Fires aren’t frequent in Far North Queensland’s wet eucalypt forests. And when there is a burn, it’s cooler than in bushfires in the south.
Important survival genes
The tiny koala population surviving in Far North Queensland’s wet refugia could turn out to be critically important for the long-term survival of the species elsewhere.
“As it gets hotter and drier, [this is] where koalas will be when they’re gone from elsewhere,” Roger explains.
Little is known about koalas in the far north and their status as the endangered species’ northern outpost makes it crucial to learn more.
“We really want to know how the females are doing, because their fertility is key,” Amy says. “If they have reproductive tract Chlamydia, their fertility may be low.”
Koalas are prone to the sexually transmitted bacterial infection know as chlamydia, which affects their fertility and overall health.
Amy and Roger haven’t located any female koalas yet, but they hope Athey will lead them to some.
In search of females
Last July, during the breeding season, Athey went west.
After 10 days, when the koala team caught up with him, he’d walked 12km and his nose sported a puncture wound. “We think he met a female,” Roger explains.
A new solar-powered satellite transmitter fitted to Athey’s collar will help the koala team keep tabs on Athey during the next breeding season.
“With 5m-accuracy, the satellite tag should help us be more efficient,” Amy says. “We’ll be able to see if Athey has moved, where he’s moved to, and head out to find him when it looks like he’s doing something interesting.”
Acoustic recorders, to detect and log koala calls, are another addition to the team’s technology tool kit.
Koalas make a lot of noise in the breeding season.
Amy, Roger and their team hope that by placing recorders where Athey is bellowing they’ll be able to pinpoint females from the raucous encounters of mating pairs.
Geographer Richard Hopkinson, the team’s drone operator and spatial information specialist, is a self-confessed koala convert.
“I like tree-kangaroos, but the koalas present a greater technical challenge,” says Richard, who’s added koala-call analysis to his task sheet.
For now, the team’s challenge is to catch Athey and fit his satellite tag.
But he’s been out of reach, and the day I met Athey was no different.
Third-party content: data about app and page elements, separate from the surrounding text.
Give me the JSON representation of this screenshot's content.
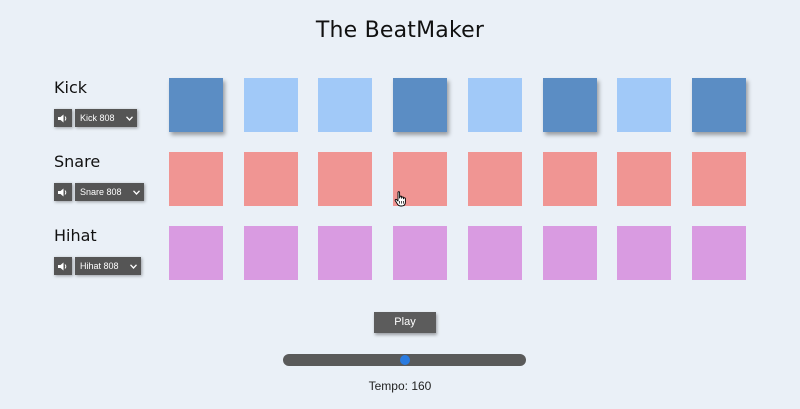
{
  "title": "The BeatMaker",
  "tracks": [
    {
      "name": "Kick",
      "sound": "Kick 808",
      "mute_icon": "speaker-icon",
      "pads_active": [
        true,
        false,
        false,
        true,
        false,
        true,
        false,
        true
      ]
    },
    {
      "name": "Snare",
      "sound": "Snare 808",
      "mute_icon": "speaker-icon",
      "pads_active": [
        false,
        false,
        false,
        false,
        false,
        false,
        false,
        false
      ]
    },
    {
      "name": "Hihat",
      "sound": "Hihat 808",
      "mute_icon": "speaker-icon",
      "pads_active": [
        false,
        false,
        false,
        false,
        false,
        false,
        false,
        false
      ]
    }
  ],
  "controls": {
    "play_label": "Play",
    "tempo_label": "Tempo:",
    "tempo_value": "160",
    "tempo_slider_fraction": 0.5
  },
  "colors": {
    "background": "#eaf0f7",
    "kick_inactive": "#a1c9f8",
    "kick_active": "#5b8dc4",
    "snare": "#f09593",
    "hihat": "#d99be1",
    "slider_thumb": "#2a7be0"
  }
}
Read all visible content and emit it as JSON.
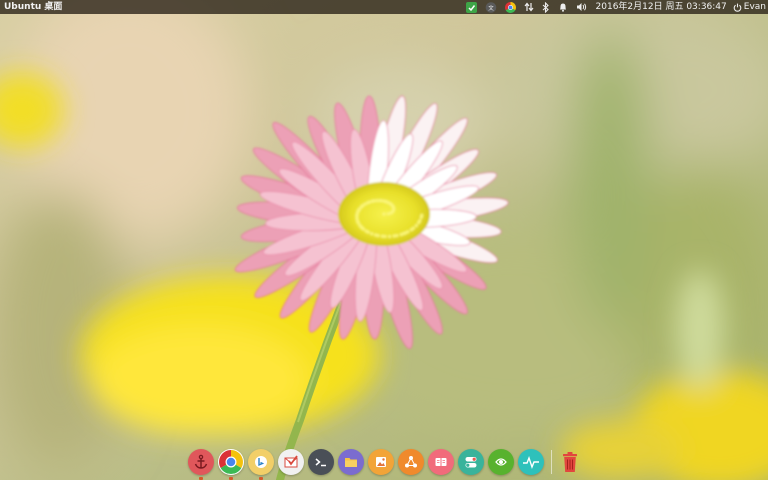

“He’s just eating and sleeping,” Amy sighed. “It’s still worth seeing him though,” Roger said. “To see his disdainful look as he moves further up his tree!” “Not today, little man,” he said. “You win this round.”